Data about app and page elements

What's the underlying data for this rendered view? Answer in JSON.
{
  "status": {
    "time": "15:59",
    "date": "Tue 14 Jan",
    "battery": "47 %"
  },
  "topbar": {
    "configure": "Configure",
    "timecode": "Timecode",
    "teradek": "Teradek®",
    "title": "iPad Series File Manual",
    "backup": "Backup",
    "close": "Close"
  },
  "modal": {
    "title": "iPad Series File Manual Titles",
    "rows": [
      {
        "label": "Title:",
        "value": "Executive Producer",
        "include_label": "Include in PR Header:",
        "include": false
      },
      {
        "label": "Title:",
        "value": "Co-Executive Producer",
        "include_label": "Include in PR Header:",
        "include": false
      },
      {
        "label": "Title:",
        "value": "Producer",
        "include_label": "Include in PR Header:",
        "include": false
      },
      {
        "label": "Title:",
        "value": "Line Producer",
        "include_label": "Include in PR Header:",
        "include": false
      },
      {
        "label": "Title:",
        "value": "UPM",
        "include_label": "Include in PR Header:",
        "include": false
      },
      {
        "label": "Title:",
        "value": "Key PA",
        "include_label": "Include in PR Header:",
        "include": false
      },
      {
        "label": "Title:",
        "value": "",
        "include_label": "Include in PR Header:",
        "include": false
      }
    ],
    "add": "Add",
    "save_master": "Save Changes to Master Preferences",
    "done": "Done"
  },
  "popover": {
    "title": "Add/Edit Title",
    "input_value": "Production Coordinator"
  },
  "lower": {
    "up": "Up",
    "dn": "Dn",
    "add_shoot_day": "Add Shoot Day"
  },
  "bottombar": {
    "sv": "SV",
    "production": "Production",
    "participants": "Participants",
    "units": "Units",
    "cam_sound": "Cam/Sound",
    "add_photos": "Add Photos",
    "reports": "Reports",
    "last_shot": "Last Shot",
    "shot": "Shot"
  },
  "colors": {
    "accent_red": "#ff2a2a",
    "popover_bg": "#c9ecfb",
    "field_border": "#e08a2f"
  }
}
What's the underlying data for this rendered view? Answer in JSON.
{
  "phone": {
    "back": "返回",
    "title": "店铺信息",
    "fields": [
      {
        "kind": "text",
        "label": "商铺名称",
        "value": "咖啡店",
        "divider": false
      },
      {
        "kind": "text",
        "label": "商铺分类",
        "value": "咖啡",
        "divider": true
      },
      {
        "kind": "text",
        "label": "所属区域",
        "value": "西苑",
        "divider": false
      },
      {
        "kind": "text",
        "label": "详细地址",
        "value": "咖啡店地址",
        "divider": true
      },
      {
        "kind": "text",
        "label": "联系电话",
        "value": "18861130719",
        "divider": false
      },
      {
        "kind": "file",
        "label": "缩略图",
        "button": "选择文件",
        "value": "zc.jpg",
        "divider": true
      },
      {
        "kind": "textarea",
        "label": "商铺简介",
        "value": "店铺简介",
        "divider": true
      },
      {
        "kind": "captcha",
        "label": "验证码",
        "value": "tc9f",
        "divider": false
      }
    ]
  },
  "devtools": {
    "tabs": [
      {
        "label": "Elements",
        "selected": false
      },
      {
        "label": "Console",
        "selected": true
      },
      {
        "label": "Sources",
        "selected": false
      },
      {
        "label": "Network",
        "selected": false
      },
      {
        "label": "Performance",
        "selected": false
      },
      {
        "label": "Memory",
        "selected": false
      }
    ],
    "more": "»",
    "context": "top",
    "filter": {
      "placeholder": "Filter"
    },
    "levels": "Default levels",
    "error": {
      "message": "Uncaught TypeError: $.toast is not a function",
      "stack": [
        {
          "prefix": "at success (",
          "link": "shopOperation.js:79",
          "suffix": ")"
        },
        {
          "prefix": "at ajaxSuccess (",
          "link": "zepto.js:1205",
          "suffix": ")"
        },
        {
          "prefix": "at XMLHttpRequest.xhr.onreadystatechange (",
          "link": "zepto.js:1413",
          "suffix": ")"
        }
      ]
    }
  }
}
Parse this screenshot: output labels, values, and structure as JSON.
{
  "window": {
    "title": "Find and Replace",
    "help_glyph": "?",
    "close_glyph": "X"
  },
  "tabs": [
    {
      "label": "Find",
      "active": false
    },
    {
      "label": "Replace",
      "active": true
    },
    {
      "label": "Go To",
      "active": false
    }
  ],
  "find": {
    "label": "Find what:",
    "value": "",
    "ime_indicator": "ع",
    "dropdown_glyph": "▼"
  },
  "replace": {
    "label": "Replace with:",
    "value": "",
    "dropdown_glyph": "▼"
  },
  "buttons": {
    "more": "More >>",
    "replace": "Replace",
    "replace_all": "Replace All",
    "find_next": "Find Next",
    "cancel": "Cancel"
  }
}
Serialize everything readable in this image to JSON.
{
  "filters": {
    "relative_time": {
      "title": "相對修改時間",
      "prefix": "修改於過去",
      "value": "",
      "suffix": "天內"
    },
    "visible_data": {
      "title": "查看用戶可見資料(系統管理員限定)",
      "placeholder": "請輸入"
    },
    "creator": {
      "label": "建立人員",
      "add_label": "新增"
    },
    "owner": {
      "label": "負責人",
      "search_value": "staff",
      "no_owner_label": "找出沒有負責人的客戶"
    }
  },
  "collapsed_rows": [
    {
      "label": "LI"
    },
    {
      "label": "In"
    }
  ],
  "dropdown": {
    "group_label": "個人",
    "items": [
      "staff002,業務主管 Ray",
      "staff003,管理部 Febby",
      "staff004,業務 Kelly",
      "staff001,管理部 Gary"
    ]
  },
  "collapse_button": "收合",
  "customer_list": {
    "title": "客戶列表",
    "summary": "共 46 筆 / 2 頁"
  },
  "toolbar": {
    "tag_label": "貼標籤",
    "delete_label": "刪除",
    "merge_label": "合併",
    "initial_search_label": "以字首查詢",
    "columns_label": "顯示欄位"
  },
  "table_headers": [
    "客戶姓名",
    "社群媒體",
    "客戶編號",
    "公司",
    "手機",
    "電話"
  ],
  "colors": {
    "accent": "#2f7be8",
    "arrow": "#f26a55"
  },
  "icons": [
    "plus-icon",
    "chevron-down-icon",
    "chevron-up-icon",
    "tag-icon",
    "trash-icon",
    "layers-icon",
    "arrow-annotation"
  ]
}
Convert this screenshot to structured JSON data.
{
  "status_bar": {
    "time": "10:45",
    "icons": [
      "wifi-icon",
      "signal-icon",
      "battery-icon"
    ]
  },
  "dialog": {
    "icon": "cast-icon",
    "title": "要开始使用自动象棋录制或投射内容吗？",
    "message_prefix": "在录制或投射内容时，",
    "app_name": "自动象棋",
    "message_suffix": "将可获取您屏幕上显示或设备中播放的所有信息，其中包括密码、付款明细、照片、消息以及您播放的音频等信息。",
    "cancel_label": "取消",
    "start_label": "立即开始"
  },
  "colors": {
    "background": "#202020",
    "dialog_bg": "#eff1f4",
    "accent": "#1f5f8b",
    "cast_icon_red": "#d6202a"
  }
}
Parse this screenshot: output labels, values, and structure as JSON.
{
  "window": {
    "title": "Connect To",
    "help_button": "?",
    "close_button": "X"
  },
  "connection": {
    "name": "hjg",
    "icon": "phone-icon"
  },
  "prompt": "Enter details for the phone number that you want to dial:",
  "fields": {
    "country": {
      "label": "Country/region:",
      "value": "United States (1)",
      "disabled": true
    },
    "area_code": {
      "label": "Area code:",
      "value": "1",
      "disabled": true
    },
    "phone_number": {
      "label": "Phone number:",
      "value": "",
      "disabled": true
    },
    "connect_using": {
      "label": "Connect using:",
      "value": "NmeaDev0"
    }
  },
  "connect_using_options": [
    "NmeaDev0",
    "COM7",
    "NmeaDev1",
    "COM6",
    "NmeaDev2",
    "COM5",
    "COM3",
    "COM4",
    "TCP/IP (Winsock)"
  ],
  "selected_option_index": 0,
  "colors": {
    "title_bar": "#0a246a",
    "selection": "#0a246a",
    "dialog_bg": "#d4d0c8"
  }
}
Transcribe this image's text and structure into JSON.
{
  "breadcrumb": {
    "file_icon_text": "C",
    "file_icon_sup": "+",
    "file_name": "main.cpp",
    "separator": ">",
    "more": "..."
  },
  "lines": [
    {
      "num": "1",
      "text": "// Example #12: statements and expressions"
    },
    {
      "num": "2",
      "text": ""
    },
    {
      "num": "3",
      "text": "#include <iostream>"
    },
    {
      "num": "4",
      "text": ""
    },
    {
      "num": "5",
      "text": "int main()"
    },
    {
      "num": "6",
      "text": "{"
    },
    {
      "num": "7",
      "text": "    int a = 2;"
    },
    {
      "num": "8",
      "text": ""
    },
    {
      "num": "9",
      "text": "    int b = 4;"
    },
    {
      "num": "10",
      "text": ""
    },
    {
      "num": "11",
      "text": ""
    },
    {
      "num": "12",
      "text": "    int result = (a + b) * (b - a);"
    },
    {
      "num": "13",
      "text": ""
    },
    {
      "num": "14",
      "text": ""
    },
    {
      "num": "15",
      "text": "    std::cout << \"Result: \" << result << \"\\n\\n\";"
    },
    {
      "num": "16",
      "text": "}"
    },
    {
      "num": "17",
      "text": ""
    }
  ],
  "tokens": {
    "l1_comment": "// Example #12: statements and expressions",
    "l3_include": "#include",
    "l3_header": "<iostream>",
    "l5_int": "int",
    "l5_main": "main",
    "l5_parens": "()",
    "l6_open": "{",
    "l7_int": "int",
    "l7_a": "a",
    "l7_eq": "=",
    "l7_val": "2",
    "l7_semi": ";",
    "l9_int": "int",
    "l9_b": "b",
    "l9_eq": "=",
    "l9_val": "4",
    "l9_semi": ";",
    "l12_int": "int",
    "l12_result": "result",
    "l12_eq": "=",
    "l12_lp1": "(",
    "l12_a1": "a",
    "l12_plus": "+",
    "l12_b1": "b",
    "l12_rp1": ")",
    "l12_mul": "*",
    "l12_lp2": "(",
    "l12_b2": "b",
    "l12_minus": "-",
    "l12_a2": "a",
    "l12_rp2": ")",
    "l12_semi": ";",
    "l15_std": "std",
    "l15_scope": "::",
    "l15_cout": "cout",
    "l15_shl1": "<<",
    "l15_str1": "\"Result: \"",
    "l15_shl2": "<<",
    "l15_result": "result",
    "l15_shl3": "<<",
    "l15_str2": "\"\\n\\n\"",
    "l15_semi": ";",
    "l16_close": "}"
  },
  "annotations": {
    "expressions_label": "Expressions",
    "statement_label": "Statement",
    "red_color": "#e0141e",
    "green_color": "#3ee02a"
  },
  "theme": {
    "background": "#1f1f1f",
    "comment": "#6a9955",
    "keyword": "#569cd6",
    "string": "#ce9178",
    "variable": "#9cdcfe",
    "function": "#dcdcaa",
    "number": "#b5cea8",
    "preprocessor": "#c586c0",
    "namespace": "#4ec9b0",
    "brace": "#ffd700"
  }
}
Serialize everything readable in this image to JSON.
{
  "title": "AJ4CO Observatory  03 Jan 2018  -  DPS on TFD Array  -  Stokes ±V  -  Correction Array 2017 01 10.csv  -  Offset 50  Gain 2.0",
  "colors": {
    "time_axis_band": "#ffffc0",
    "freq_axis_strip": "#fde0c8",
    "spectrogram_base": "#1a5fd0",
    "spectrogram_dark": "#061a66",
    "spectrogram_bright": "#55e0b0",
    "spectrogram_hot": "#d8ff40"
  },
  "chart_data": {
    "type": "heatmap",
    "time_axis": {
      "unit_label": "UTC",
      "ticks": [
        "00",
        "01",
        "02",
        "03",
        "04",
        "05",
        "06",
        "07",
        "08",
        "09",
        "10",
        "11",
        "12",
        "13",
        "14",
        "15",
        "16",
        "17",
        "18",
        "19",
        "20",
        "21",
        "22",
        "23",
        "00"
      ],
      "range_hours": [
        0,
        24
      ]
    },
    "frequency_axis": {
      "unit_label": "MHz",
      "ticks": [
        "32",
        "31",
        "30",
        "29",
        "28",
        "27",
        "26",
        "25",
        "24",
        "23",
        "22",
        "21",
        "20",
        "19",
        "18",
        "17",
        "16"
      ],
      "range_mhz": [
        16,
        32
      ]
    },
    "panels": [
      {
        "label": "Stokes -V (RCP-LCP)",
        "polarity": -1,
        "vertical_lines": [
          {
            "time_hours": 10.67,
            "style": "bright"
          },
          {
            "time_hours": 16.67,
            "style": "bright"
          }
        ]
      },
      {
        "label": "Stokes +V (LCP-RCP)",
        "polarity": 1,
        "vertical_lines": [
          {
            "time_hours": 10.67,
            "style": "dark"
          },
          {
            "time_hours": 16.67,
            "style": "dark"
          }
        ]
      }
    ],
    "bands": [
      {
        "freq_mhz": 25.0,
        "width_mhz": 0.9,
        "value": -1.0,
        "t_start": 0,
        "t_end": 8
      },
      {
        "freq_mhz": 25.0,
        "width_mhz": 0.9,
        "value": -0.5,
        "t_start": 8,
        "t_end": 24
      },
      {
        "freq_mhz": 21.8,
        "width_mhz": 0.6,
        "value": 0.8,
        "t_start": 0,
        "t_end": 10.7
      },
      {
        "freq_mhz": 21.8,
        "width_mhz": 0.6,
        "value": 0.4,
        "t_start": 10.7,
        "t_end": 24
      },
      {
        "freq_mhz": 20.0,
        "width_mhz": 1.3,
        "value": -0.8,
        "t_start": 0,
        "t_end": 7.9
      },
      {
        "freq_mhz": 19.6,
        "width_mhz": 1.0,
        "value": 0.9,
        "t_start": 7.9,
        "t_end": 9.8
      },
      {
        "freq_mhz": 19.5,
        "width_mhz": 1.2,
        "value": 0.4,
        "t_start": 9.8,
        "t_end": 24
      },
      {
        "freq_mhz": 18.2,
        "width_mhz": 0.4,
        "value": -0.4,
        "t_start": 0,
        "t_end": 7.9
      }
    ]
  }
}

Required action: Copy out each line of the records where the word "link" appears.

Solved exercise:
          "link": "shopOperation.js:79",
          "link": "zepto.js:1205",
          "link": "zepto.js:1413",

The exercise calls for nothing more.